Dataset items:
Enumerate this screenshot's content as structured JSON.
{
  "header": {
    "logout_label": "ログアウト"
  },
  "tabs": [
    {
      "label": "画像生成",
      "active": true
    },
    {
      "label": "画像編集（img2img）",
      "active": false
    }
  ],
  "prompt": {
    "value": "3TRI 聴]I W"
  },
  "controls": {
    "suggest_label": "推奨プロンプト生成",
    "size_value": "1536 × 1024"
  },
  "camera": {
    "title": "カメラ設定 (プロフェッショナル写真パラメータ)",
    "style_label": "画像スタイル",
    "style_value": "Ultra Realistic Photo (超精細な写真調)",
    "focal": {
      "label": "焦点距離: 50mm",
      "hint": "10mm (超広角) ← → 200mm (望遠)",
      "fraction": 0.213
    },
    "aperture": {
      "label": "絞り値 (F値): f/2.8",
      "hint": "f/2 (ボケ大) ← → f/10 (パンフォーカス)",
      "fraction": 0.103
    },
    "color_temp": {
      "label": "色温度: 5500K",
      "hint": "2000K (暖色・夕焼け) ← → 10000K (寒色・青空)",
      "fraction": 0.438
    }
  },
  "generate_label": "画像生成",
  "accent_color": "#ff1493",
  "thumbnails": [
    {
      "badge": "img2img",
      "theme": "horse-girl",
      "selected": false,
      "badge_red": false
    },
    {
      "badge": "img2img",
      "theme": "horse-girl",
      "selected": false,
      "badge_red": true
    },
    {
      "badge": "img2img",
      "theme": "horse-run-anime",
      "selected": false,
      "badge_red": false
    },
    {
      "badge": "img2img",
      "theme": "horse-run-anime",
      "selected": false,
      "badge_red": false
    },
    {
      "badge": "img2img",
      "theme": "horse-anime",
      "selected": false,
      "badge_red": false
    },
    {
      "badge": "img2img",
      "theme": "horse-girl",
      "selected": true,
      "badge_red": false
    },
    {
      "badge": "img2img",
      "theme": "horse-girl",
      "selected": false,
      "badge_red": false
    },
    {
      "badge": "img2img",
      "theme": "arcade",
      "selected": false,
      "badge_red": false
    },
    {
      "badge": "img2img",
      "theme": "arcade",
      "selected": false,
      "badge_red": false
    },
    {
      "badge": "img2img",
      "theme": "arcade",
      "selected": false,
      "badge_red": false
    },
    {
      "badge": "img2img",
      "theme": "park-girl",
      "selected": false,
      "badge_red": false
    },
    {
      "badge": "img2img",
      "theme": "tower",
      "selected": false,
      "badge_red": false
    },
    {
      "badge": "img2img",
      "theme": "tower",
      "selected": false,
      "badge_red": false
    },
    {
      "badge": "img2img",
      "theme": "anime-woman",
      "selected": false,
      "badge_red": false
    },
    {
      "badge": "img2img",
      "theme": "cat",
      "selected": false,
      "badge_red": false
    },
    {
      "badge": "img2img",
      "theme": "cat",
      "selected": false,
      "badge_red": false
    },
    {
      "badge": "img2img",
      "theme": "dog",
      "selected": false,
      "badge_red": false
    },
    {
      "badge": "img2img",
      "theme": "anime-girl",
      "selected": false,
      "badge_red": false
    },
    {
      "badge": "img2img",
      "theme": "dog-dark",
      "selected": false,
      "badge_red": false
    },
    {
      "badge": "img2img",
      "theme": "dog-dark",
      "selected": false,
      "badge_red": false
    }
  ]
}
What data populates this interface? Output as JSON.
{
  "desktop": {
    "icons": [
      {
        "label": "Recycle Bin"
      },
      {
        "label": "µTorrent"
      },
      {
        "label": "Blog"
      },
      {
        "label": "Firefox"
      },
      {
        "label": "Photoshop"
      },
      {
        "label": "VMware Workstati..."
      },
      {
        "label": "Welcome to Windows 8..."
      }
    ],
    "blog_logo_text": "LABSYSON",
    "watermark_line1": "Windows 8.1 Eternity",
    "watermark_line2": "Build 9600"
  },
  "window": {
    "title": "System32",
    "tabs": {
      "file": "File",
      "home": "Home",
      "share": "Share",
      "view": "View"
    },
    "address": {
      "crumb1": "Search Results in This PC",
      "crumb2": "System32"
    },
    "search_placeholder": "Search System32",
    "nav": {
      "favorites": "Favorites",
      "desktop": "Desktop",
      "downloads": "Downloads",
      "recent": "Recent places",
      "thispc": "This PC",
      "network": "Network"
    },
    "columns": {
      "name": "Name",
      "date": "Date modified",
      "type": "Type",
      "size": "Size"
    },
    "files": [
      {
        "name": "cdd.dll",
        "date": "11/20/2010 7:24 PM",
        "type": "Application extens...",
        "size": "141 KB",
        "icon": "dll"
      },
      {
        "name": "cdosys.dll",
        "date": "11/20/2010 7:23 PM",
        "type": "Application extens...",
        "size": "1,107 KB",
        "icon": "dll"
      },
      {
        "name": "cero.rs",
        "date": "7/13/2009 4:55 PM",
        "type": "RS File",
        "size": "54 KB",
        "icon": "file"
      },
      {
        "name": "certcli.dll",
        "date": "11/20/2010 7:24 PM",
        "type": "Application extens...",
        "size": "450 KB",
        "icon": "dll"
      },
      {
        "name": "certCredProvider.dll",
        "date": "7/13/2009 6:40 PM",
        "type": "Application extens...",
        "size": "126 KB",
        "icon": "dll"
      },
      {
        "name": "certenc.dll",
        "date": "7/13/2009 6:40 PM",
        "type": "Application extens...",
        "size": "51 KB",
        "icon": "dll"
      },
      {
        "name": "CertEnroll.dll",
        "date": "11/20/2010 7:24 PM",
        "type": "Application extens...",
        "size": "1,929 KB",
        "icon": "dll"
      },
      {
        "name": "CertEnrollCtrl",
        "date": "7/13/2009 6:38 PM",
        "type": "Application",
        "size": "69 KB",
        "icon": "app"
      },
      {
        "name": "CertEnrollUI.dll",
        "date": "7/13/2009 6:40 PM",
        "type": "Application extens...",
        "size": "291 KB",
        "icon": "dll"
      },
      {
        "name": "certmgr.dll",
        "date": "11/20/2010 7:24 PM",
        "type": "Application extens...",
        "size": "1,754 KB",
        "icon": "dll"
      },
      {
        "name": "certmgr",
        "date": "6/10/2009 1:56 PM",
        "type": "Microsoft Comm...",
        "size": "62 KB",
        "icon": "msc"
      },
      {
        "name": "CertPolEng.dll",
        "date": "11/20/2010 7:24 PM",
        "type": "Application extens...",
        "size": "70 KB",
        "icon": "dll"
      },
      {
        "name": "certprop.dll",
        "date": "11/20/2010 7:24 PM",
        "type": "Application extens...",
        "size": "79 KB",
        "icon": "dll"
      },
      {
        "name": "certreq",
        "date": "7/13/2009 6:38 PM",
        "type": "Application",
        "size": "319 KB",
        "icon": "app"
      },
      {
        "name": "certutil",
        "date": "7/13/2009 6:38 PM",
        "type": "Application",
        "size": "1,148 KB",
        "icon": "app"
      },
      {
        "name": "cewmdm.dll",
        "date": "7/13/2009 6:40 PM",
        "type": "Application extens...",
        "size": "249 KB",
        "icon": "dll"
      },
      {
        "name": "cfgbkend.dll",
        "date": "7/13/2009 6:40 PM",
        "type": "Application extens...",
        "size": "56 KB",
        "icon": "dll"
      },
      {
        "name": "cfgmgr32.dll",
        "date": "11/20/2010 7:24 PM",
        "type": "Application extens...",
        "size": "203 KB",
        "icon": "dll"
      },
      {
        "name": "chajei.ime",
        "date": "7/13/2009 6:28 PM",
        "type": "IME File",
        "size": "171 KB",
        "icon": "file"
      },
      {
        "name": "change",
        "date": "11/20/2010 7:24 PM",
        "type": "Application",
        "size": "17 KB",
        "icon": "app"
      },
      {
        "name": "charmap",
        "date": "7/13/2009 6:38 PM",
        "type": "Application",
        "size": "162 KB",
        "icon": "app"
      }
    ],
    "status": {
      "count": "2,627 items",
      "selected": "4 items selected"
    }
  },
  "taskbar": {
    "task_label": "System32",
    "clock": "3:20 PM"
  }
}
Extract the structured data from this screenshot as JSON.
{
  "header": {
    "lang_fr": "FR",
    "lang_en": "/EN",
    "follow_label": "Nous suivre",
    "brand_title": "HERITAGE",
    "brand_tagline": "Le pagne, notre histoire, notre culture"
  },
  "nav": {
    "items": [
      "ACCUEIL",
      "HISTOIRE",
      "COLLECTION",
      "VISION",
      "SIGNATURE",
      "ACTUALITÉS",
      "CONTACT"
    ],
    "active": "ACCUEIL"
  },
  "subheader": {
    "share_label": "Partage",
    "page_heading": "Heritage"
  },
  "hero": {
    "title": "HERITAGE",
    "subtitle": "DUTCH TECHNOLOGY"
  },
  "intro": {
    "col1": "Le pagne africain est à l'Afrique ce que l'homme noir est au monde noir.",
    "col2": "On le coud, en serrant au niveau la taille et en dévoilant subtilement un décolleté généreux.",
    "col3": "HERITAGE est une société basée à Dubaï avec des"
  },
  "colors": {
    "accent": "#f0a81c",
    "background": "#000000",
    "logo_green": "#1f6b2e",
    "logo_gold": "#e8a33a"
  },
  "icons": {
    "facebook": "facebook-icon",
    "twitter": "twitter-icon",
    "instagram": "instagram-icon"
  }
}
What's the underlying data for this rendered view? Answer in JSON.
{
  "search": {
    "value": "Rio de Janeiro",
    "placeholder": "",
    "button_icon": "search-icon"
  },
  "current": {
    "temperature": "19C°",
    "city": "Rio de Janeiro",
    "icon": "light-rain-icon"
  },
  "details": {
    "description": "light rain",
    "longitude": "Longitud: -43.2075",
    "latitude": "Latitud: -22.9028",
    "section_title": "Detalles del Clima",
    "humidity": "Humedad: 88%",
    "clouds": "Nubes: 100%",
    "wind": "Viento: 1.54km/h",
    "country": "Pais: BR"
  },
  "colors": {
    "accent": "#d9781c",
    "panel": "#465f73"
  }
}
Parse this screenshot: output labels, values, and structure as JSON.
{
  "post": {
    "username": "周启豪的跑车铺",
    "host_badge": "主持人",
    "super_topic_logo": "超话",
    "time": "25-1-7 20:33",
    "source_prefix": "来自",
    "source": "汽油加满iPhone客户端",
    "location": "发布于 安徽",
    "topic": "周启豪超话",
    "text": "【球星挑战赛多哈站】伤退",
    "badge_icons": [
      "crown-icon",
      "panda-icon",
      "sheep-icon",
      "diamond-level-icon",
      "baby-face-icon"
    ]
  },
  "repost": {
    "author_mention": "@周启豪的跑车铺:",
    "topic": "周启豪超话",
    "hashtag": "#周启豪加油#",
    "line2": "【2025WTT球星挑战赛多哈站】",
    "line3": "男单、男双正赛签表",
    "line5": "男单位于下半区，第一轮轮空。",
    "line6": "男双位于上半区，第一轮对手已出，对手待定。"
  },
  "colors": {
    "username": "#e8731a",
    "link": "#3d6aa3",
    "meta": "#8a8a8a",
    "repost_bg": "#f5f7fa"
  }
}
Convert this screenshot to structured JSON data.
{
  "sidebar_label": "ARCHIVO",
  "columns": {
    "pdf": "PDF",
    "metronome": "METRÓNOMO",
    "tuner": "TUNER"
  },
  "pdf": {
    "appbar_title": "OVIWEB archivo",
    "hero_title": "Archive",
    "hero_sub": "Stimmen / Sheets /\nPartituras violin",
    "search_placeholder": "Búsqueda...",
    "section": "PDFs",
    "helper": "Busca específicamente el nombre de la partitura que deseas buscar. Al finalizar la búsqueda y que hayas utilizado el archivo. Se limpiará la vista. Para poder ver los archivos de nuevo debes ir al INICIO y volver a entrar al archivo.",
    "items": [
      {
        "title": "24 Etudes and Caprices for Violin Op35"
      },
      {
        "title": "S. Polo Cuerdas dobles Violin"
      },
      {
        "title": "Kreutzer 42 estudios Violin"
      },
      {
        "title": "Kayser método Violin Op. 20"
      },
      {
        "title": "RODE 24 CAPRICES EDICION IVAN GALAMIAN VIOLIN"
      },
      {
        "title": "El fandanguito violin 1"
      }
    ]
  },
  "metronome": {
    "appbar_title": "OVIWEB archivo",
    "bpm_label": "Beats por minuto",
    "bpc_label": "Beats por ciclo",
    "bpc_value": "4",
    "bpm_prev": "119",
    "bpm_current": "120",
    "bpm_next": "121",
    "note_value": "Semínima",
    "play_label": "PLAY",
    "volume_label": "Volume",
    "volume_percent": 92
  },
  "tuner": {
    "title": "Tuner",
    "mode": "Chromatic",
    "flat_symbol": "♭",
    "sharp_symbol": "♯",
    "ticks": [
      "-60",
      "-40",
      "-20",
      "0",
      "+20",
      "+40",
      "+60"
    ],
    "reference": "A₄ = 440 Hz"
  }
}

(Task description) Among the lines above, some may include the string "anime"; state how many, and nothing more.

(Solution to this exercise) 5